■ PROBLEM DETAILS ■
Find how many lines in the listing below include the word "settlement". Give that number only.
# # #
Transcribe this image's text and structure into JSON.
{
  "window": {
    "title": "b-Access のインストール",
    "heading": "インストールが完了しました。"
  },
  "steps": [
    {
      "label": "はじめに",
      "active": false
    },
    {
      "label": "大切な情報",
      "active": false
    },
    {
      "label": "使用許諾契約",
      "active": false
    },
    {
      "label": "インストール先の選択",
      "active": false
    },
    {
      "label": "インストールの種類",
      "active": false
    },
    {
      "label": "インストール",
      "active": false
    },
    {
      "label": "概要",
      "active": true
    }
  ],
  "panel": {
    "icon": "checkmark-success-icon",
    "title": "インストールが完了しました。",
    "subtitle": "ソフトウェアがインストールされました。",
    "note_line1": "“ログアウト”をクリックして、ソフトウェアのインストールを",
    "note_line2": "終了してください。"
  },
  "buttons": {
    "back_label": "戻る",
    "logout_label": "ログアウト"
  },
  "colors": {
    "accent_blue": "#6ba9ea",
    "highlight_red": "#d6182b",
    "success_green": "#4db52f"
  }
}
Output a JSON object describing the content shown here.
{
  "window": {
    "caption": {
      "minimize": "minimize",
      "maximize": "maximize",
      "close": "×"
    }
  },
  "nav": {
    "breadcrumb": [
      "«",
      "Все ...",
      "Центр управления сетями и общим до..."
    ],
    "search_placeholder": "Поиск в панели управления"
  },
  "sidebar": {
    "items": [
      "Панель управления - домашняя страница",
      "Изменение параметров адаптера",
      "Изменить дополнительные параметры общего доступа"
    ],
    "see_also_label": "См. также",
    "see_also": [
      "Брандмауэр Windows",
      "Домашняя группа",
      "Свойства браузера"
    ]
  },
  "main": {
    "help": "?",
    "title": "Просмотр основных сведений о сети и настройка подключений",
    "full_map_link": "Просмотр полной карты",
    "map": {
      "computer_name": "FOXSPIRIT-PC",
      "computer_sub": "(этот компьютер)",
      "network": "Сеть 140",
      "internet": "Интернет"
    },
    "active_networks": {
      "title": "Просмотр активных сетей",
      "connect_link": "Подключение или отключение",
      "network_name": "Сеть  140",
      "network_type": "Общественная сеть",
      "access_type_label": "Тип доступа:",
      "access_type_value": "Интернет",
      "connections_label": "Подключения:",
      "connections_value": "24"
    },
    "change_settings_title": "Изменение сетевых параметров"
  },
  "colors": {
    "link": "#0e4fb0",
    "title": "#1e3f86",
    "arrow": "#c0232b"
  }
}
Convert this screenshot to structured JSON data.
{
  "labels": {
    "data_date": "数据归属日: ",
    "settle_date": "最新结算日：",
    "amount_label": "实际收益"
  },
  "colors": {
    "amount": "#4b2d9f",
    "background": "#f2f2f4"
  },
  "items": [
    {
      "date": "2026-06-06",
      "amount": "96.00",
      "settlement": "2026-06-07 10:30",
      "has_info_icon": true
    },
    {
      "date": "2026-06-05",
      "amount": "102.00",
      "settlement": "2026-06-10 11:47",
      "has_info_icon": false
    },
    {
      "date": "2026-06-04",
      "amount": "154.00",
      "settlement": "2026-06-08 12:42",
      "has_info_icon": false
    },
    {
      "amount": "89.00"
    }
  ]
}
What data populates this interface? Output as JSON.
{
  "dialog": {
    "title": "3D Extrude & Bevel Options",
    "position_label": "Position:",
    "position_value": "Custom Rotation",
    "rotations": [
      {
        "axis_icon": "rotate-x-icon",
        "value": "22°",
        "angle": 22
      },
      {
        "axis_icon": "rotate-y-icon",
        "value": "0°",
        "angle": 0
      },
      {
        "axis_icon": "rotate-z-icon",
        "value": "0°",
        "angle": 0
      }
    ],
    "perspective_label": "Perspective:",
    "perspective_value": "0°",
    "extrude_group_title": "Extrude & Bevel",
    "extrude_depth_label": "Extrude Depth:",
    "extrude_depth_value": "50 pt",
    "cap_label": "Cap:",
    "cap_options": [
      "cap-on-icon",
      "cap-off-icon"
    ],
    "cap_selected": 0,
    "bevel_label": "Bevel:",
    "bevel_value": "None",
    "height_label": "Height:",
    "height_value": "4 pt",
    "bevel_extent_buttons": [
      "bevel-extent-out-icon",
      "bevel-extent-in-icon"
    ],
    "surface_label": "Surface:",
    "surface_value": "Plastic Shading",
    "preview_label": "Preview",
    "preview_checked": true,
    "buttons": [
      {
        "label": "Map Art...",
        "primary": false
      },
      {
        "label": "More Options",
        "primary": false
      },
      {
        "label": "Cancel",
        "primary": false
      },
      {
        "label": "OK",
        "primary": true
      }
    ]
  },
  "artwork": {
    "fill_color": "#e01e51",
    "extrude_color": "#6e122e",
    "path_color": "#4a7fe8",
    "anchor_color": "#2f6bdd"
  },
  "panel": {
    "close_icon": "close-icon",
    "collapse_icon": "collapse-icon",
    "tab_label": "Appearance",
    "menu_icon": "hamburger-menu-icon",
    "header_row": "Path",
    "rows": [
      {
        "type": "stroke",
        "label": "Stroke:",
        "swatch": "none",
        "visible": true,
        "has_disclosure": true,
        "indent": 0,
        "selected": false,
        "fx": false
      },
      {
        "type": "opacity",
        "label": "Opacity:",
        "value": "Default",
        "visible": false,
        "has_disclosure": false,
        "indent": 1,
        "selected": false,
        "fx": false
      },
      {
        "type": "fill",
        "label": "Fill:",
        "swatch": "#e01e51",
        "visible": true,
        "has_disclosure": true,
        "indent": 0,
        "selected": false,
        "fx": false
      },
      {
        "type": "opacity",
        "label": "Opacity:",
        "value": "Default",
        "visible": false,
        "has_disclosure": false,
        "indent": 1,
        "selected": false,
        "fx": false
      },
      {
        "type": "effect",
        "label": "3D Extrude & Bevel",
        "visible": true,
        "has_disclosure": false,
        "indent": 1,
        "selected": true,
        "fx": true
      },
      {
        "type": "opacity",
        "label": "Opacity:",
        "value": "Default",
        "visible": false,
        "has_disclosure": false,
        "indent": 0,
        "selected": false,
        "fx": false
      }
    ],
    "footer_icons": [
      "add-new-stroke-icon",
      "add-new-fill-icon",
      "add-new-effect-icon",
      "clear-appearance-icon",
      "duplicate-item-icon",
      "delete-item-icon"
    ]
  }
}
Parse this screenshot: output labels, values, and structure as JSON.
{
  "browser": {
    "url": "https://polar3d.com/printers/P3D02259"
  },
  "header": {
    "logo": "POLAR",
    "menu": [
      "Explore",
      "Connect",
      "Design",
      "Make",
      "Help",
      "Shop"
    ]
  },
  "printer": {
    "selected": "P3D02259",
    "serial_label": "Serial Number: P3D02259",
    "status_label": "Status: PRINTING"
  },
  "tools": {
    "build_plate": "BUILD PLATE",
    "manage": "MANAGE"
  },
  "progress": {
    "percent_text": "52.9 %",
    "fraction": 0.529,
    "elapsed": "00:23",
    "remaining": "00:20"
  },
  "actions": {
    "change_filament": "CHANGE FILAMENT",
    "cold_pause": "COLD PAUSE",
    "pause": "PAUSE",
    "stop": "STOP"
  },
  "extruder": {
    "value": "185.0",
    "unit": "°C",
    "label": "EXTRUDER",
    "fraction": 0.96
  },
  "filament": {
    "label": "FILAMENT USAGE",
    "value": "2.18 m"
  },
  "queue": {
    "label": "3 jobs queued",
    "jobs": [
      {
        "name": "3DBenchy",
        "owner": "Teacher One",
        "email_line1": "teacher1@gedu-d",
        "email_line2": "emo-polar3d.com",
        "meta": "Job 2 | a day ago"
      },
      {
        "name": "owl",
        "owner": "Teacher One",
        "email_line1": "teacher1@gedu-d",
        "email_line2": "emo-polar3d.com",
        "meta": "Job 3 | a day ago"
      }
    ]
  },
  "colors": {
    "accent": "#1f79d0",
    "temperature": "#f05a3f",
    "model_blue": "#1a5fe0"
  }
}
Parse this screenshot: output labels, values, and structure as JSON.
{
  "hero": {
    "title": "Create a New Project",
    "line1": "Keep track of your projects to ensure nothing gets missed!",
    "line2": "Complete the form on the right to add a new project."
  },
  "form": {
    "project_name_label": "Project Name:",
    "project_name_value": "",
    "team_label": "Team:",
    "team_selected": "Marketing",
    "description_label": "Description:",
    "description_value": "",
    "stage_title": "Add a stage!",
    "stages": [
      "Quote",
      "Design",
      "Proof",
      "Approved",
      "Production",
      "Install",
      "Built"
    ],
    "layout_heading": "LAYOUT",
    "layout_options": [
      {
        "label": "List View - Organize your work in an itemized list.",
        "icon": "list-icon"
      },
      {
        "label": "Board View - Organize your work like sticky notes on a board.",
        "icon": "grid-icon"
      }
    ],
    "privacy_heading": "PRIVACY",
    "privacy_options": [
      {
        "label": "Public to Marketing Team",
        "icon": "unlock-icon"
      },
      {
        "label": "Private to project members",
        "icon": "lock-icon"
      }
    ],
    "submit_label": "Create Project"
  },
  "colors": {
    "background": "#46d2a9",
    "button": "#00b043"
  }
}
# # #
■ WRITTEN SOLUTION ■
3